### WORK ITEM
Which lines in the entries below contain the string "kind"? Show each of them in full.

*** Opening GIVEN DATA ***

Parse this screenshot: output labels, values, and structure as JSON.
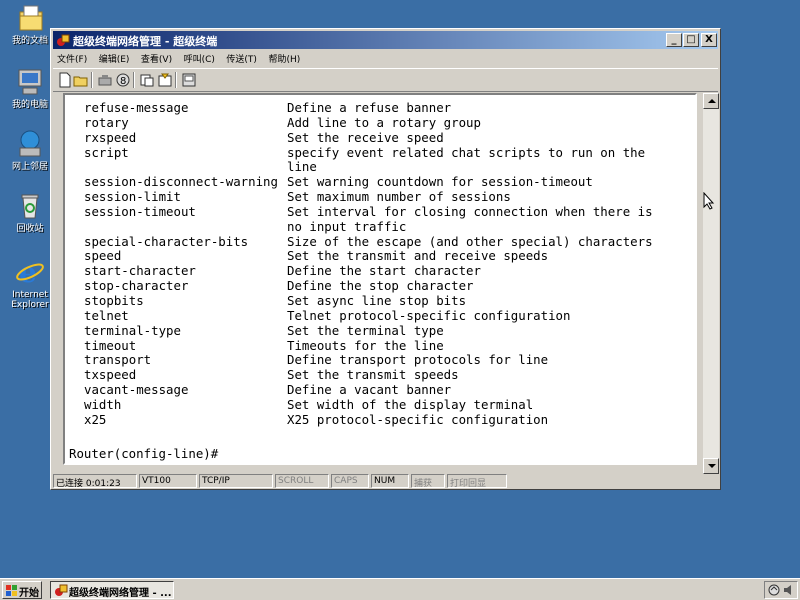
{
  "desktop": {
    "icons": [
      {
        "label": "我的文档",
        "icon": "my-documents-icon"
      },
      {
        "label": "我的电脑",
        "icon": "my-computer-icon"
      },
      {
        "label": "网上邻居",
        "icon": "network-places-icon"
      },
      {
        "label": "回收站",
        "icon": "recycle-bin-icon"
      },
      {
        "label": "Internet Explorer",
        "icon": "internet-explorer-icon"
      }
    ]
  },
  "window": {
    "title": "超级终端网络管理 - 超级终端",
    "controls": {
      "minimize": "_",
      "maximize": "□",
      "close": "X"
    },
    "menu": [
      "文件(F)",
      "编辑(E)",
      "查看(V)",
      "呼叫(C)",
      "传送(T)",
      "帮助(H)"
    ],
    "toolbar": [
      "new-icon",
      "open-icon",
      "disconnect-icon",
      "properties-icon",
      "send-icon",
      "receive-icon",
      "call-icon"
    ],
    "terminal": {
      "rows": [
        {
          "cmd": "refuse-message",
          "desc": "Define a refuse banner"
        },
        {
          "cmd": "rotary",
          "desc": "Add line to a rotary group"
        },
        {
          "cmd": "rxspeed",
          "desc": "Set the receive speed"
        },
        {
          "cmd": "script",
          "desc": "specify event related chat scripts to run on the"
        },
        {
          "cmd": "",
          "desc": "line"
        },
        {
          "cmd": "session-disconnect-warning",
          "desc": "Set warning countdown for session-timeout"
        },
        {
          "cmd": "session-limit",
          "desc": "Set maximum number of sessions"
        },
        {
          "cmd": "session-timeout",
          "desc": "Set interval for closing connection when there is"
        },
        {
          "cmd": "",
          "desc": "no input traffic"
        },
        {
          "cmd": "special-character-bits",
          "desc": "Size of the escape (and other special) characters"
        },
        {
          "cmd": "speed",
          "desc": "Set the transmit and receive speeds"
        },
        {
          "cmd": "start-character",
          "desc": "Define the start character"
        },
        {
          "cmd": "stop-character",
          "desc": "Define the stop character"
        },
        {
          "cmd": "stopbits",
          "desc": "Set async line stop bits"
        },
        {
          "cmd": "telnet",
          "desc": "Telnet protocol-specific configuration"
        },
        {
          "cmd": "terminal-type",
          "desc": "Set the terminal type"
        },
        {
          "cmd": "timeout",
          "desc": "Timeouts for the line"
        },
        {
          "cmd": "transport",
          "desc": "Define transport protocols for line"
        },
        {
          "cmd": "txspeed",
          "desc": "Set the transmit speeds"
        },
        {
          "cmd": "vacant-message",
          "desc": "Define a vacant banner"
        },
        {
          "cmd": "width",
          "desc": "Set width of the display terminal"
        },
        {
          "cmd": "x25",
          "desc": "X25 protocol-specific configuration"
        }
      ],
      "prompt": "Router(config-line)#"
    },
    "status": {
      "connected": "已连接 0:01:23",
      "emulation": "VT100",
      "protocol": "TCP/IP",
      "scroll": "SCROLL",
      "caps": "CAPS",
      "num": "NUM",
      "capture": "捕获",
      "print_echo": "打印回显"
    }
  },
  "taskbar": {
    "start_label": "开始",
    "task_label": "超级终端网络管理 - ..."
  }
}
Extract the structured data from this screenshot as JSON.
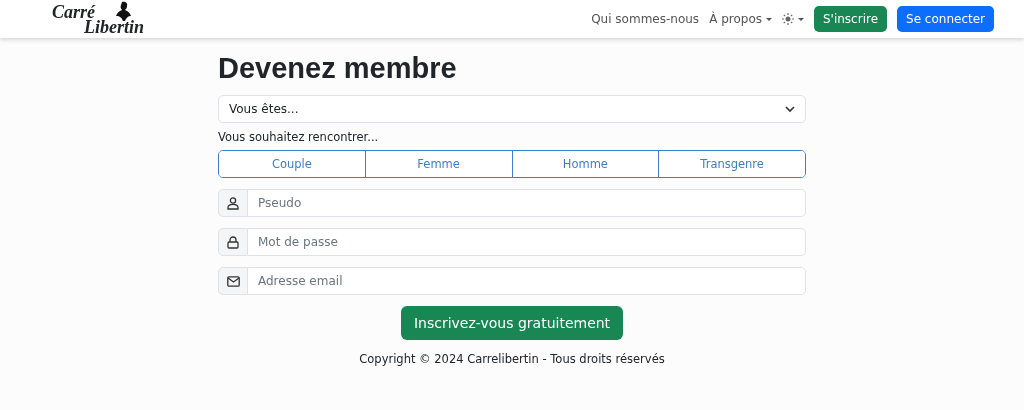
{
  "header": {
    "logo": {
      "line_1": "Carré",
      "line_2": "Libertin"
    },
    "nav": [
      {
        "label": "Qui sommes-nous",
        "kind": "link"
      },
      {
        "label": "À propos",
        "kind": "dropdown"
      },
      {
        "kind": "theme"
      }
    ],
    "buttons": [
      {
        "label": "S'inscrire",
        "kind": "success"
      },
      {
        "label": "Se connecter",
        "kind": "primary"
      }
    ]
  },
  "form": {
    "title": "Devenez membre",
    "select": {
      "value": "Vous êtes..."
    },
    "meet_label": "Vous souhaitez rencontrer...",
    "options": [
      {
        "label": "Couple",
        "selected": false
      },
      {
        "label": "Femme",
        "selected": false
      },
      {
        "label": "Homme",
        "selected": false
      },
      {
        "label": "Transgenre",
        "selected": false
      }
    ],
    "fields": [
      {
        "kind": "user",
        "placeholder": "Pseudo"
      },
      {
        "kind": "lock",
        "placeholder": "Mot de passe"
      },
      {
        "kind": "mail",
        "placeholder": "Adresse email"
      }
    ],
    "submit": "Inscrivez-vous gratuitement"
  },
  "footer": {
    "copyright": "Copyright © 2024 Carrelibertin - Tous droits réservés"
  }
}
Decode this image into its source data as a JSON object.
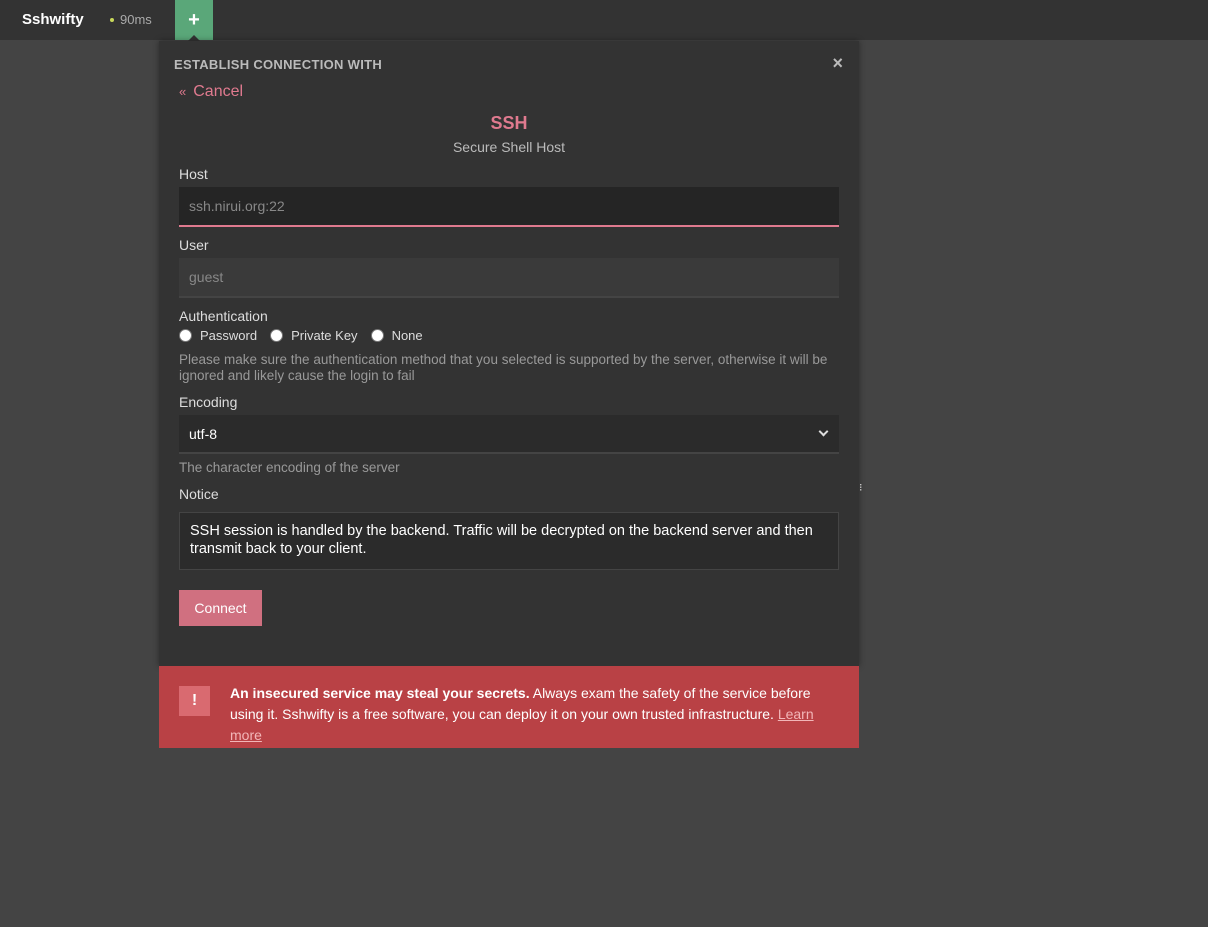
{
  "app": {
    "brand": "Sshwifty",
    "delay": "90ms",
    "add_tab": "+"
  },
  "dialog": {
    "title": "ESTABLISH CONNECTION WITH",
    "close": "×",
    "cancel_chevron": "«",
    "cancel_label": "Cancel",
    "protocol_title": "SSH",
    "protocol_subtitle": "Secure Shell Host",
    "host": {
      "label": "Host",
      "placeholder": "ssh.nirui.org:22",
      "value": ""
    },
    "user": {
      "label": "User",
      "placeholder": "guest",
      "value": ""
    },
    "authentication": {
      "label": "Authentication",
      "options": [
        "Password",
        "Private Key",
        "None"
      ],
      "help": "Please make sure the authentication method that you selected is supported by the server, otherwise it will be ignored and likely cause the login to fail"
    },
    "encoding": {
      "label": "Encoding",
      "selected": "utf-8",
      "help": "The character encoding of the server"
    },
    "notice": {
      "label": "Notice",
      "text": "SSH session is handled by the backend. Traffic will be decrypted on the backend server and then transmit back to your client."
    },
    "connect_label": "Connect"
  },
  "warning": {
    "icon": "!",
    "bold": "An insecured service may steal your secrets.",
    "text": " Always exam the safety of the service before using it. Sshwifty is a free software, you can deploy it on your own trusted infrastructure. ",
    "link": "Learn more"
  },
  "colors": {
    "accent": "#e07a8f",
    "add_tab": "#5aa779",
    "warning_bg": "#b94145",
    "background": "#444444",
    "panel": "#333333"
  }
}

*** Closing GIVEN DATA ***

### ANSWER BOX
        "kind": "link"
        "kind": "dropdown"
        "kind": "theme"
        "kind": "success"
        "kind": "primary"
        "kind": "user",
        "kind": "lock",
        "kind": "mail",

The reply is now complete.